The motive behind Crown Prince Mohammed bin Salman’s purge might become clearer soon
Prince Alwaleed bin Talal Photographer: Matthew Lloyd/Bloomberg
A First-Hand Account of the Days Before Alwaleed’s Arrest

Almost two months into it, Saudi Arabia’s crackdown on corruption is yielding at least some of the $100 billion the kingdom is targeting. Dozens of former officials and businessmen have exchanged part of their wealth for freedom. But in the increasingly drawn-out case of Prince Alwaleed bin Talal, the public face of the Saudi royal family to many foreign executives and investors, there’s more at stake than taking over his global business empire and talks on a settlement have hit an impasse. People with knowledge of the matter say Alwaleed is balking at demands that could see him relinquish control of Kingdom Holding Co. He also is resisting any suggestion of wrongdoing because of the impact it would have on his reputation, they said. The prince owns the vast majority of the $9 billion conglomerate, which has stakes in household names from Citigroup Inc. to Twitter.

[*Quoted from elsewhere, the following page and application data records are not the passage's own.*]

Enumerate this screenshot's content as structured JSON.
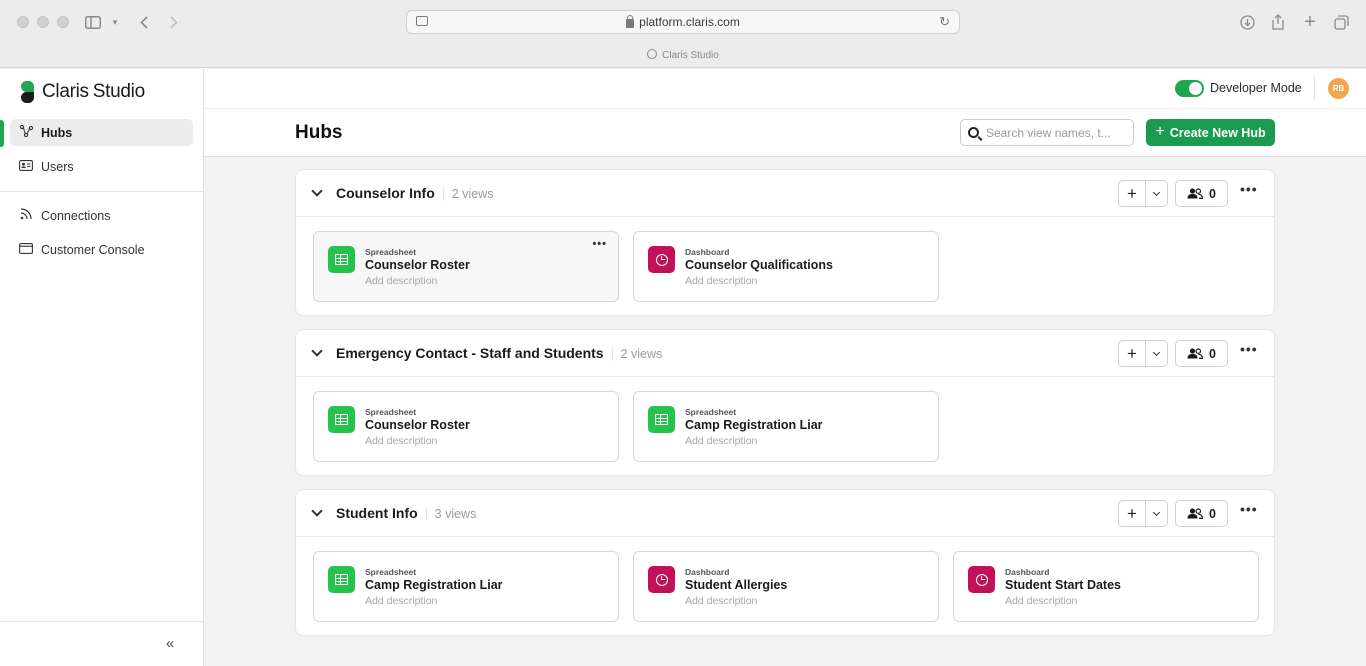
{
  "browser": {
    "url": "platform.claris.com",
    "tab_title": "Claris Studio"
  },
  "brand": {
    "name_a": "Claris",
    "name_b": "Studio"
  },
  "sidebar": {
    "items": [
      {
        "label": "Hubs",
        "icon": "hubs-icon"
      },
      {
        "label": "Users",
        "icon": "users-card-icon"
      },
      {
        "label": "Connections",
        "icon": "connections-icon"
      },
      {
        "label": "Customer Console",
        "icon": "console-icon"
      }
    ],
    "collapse_glyph": "«"
  },
  "topbar": {
    "developer_mode_label": "Developer Mode",
    "developer_mode_on": true,
    "avatar_initials": "RB"
  },
  "page": {
    "title": "Hubs",
    "search_placeholder": "Search view names, t...",
    "create_label": "Create New Hub"
  },
  "colors": {
    "accent": "#1a9b4f",
    "spreadsheet": "#27c24a",
    "dashboard": "#c0115a",
    "avatar": "#f2a64d"
  },
  "hubs": [
    {
      "name": "Counselor Info",
      "count": "2 views",
      "share_count": "0",
      "views": [
        {
          "type": "Spreadsheet",
          "name": "Counselor Roster",
          "desc": "Add description"
        },
        {
          "type": "Dashboard",
          "name": "Counselor Qualifications",
          "desc": "Add description"
        }
      ]
    },
    {
      "name": "Emergency Contact - Staff and Students",
      "count": "2 views",
      "share_count": "0",
      "views": [
        {
          "type": "Spreadsheet",
          "name": "Counselor Roster",
          "desc": "Add description"
        },
        {
          "type": "Spreadsheet",
          "name": "Camp Registration Liar",
          "desc": "Add description"
        }
      ]
    },
    {
      "name": "Student Info",
      "count": "3 views",
      "share_count": "0",
      "views": [
        {
          "type": "Spreadsheet",
          "name": "Camp Registration Liar",
          "desc": "Add description"
        },
        {
          "type": "Dashboard",
          "name": "Student Allergies",
          "desc": "Add description"
        },
        {
          "type": "Dashboard",
          "name": "Student Start Dates",
          "desc": "Add description"
        }
      ]
    }
  ]
}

The crushing of opponents fits into a pattern of what Arab and Western diplomats describe as an aggressive policy that is unsettling even some of Saudi Arabia’s allies.

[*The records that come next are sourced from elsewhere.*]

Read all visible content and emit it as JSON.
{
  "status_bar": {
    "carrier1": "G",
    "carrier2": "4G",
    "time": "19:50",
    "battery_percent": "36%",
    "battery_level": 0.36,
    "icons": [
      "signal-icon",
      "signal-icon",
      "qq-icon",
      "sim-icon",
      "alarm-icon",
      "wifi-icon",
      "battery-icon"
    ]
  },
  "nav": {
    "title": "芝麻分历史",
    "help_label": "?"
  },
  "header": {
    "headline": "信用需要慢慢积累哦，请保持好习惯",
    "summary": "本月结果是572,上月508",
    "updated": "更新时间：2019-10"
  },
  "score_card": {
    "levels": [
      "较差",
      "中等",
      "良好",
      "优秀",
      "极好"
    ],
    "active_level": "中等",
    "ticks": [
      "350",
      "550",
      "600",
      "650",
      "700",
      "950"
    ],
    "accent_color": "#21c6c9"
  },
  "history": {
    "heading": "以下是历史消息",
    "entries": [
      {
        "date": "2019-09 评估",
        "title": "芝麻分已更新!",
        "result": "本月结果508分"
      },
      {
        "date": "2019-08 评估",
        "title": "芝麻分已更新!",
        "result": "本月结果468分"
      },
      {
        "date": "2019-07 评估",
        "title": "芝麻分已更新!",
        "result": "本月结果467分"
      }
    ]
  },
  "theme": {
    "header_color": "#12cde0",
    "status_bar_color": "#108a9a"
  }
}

Alwaleed and other remaining suspects are held at the Ritz-Carlton in Riyadh, a palatial hotel that hosted U.S. President Donald Trump in May. No official charges have been made public against any of the detainees, who numbered 159 at a count earlier this month.Prince Miteb, son of the late King Abdullah and the former head of the powerful National Guard Corps, was released after paying the equivalent of more than $1 billion, a senior Saudi official said last month. Two other sons of the former monarch were released this week, according to a person familiar with the matter and a Saudi royal who celebrated their freedom on social media. “Prince Alwaleed is powerful and well connected, but this may not end well given that he is in a battle with an even more powerful group,” said Paul Sullivan, a Middle East specialist at Georgetown University in Washington. The purge is “a harsh way to show that some of the old ways of doing business are over to a great degree,” he said.

The 32-year-old crown prince ditched the traditional Saudi decision-making process that moved at a glacial pace, but preserved consensus among the royals.  He plunged Saudi Arabia into a costly war against pro-Iranian rebels in Yemen and led efforts to isolate neighboring Qatar. The standoff with Qatar has gone nowhere.

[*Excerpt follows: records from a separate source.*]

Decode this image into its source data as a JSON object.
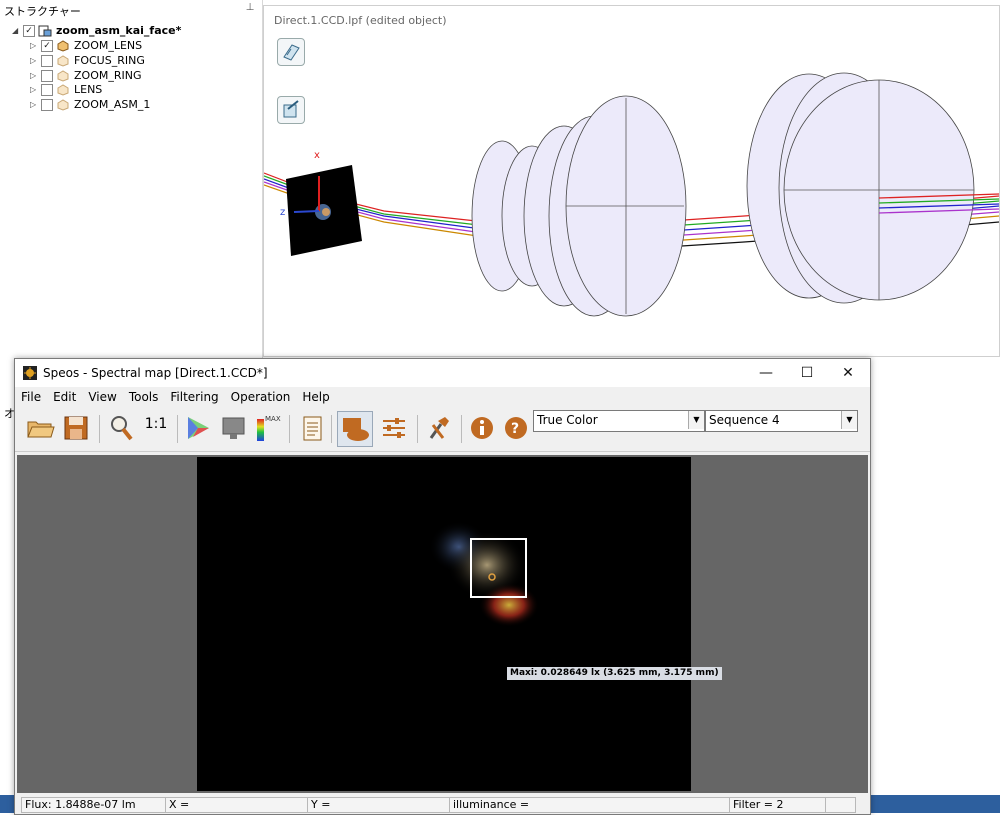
{
  "structure": {
    "title": "ストラクチャー",
    "pin": "⊥",
    "root": {
      "label": "zoom_asm_kai_face*",
      "checked": true
    },
    "children": [
      {
        "label": "ZOOM_LENS",
        "checked": true
      },
      {
        "label": "FOCUS_RING",
        "checked": false
      },
      {
        "label": "ZOOM_RING",
        "checked": false
      },
      {
        "label": "LENS",
        "checked": false
      },
      {
        "label": "ZOOM_ASM_1",
        "checked": false
      }
    ]
  },
  "viewport": {
    "title": "Direct.1.CCD.lpf (edited object)",
    "axis_x": "x",
    "axis_z": "z"
  },
  "underlying": {
    "left_letter": "オ"
  },
  "speos": {
    "title": "Speos - Spectral map [Direct.1.CCD*]",
    "menu": [
      "File",
      "Edit",
      "View",
      "Tools",
      "Filtering",
      "Operation",
      "Help"
    ],
    "combo_color": "True Color",
    "combo_sequence": "Sequence 4",
    "scale_label": "1:1",
    "max_label": "MAX",
    "marker": "Maxi: 0.028649 lx (3.625 mm, 3.175 mm)",
    "status": {
      "flux": "Flux: 1.8488e-07 lm",
      "x": "X =",
      "y": "Y =",
      "illuminance": "illuminance =",
      "filter": "Filter = 2"
    }
  },
  "colors": {
    "toolbar_accent": "#c06a22",
    "map_background": "#666666",
    "taskbar": "#2d5f9e"
  }
}
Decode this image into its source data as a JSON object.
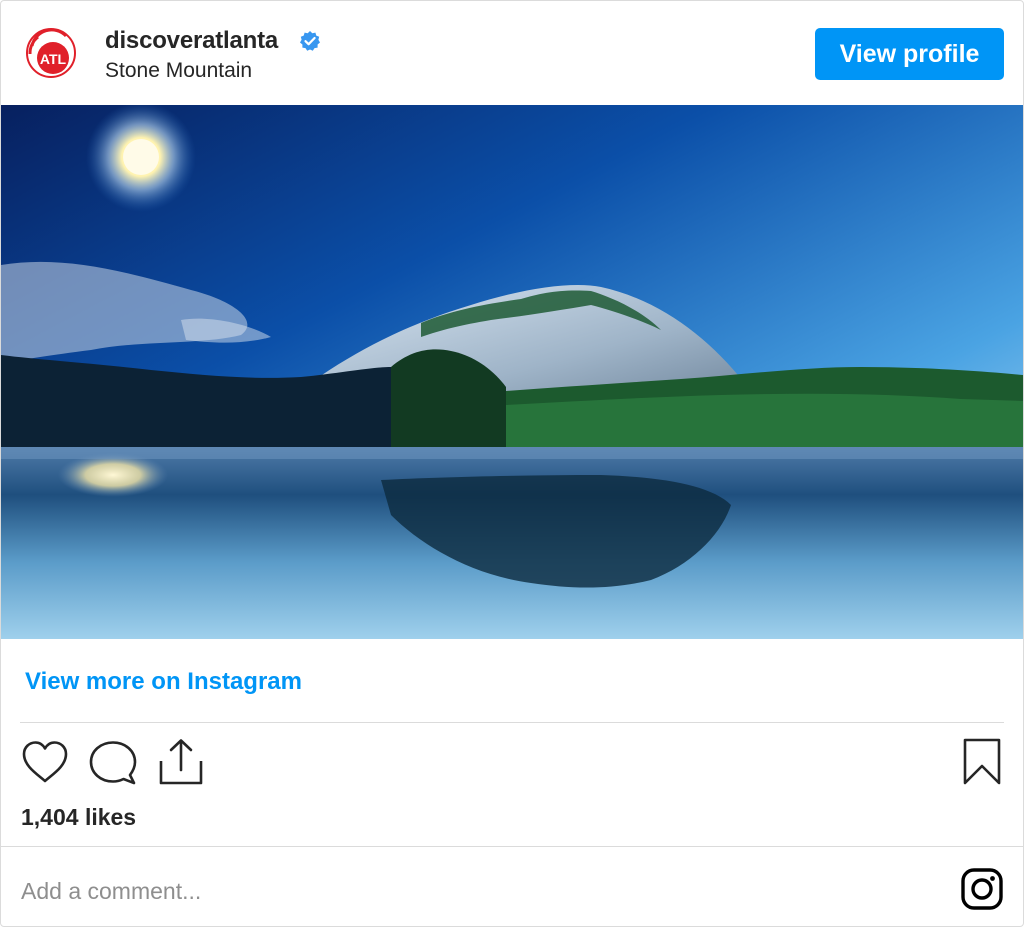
{
  "header": {
    "avatar_text": "ATL",
    "username": "discoveratlanta",
    "location": "Stone Mountain",
    "view_profile_label": "View profile"
  },
  "post": {
    "image_icon": "photo-stone-mountain",
    "view_more_label": "View more on Instagram",
    "likes": "1,404 likes"
  },
  "actions": {
    "like_icon": "heart-icon",
    "comment_icon": "comment-icon",
    "share_icon": "share-icon",
    "save_icon": "bookmark-icon"
  },
  "comment": {
    "placeholder": "Add a comment..."
  },
  "colors": {
    "accent": "#0095f6",
    "brand_red": "#e0202a",
    "text": "#262626",
    "border": "#dbdbdb"
  }
}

Mohammed bin Salman Photographer: Simon Dawson/Bloomberg

Nick Bit: you have to be a freeging IDIOT to  get involved with this Bloodthirsty Monarch who might just start World War III. Only a idiot would have any part of the IPO.  They are clearly demonstrating that their is  NO rule of law. And they cannot be trusted. This is how they treat family members and the wealthiest people in the Kingdom. How do you think INFIDEL investors will fare under their medieval system straight out of the dark ages